The different shades of newspaper print create chiaroscuro – a visual effect dating back to the Renaissance, characterised by strong contrasts between light and dark - as a way of adding a 3 dimensional aspect to her subjects. This is used to punctuate the different parts of a human body, a face or an animal. In her nudes, the torn edges add a dreaminess to the uncompromising poses she depicts. On another level, extracts of specifically selected sections of print – a picture, a headline, some text – leap out from the image, adding depth and relevance to the story each individual picture tells. And to tell the story within is critical to each piece: ‘when someone undresses, they expose more than skin. I feel that in my work I am incorporating an exciting correlation between nakedness and information.’
A debut show in 2007 at The Gallery on Charing Cross Road in London sold out in 2 hours, and has led to commissions from high-profile clients ranging from serious art collectors, major financiers and significant figures in industry and politics.
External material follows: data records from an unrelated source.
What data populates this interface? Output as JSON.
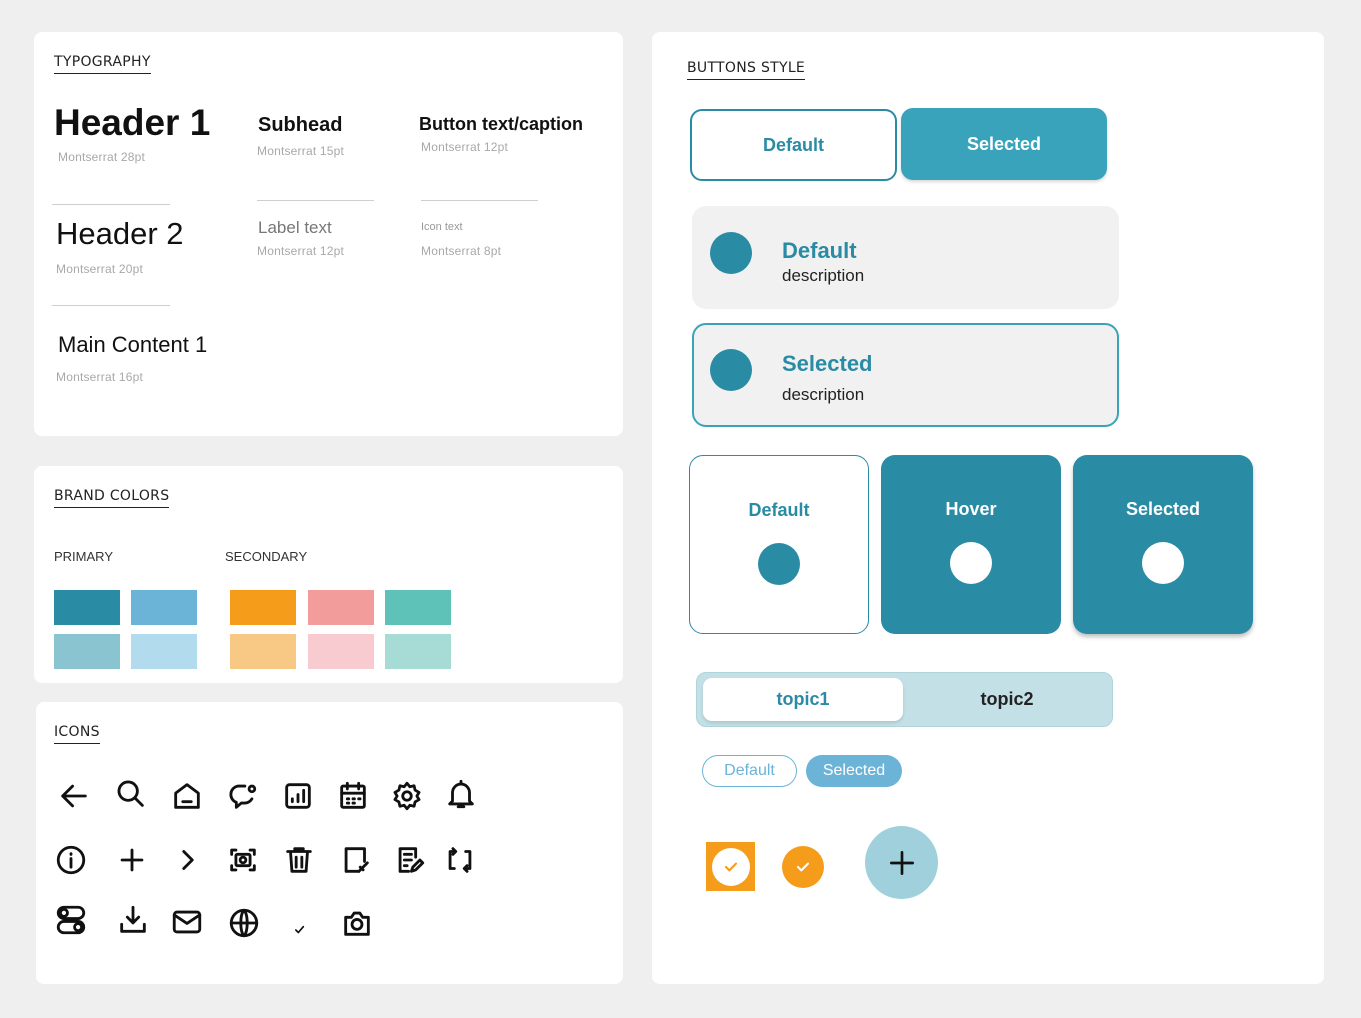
{
  "typography": {
    "title": "TYPOGRAPHY",
    "h1": {
      "label": "Header 1",
      "meta": "Montserrat  28pt"
    },
    "subhead": {
      "label": "Subhead",
      "meta": "Montserrat  15pt"
    },
    "button_text": {
      "label": "Button text/caption",
      "meta": "Montserrat  12pt"
    },
    "h2": {
      "label": "Header 2",
      "meta": "Montserrat  20pt"
    },
    "label_text": {
      "label": "Label text",
      "meta": "Montserrat  12pt"
    },
    "icon_text": {
      "label": "Icon text",
      "meta": "Montserrat  8pt"
    },
    "main_content": {
      "label": "Main Content 1",
      "meta": "Montserrat  16pt"
    }
  },
  "brand_colors": {
    "title": "BRAND COLORS",
    "primary_label": "PRIMARY",
    "secondary_label": "SECONDARY",
    "primary": [
      "#2a8ba4",
      "#6bb4d8",
      "#8ac4d0",
      "#b3dbee"
    ],
    "secondary": [
      "#f59c1a",
      "#f29c9c",
      "#5fc2b9",
      "#f8c984",
      "#f8cbd0",
      "#a6dbd6"
    ]
  },
  "icons": {
    "title": "ICONS",
    "row1": [
      "arrow-left-icon",
      "search-icon",
      "home-icon",
      "chat-bubble-icon",
      "bar-chart-icon",
      "calendar-icon",
      "gear-icon",
      "bell-icon"
    ],
    "row2": [
      "info-icon",
      "plus-icon",
      "chevron-right-icon",
      "screenshot-icon",
      "trash-icon",
      "note-icon",
      "edit-document-icon",
      "repeat-icon"
    ],
    "row3": [
      "toggle-icon",
      "download-icon",
      "mail-icon",
      "globe-icon",
      "check-icon",
      "camera-icon"
    ]
  },
  "buttons": {
    "title": "BUTTONS STYLE",
    "segment": {
      "default": "Default",
      "selected": "Selected"
    },
    "list_default": {
      "title": "Default",
      "desc": "description"
    },
    "list_selected": {
      "title": "Selected",
      "desc": "description"
    },
    "cards": {
      "default": "Default",
      "hover": "Hover",
      "selected": "Selected"
    },
    "tabs": {
      "tab1": "topic1",
      "tab2": "topic2"
    },
    "chips": {
      "default": "Default",
      "selected": "Selected"
    },
    "colors": {
      "accent": "#2a8ba4",
      "accent_light": "#39a3bc",
      "fab": "#9fd0db",
      "orange": "#f59c1a"
    }
  }
}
Major publications including the Financial Times itself and Time Magazine have also written about her work (see ‘press’ section here).
The global financial crisis in 2008 has been a major influence. First came a nude constructed from articles written about the Lehman Brothers collapse; then, a move away from figurative art via a commission for a portrait of disgraced financier Bernie Madoff – which drew solely on articles written about his downfall. This more recent topical theme to her work is also in evidence in subsequent pieces like a depiction of Gordon Brown’s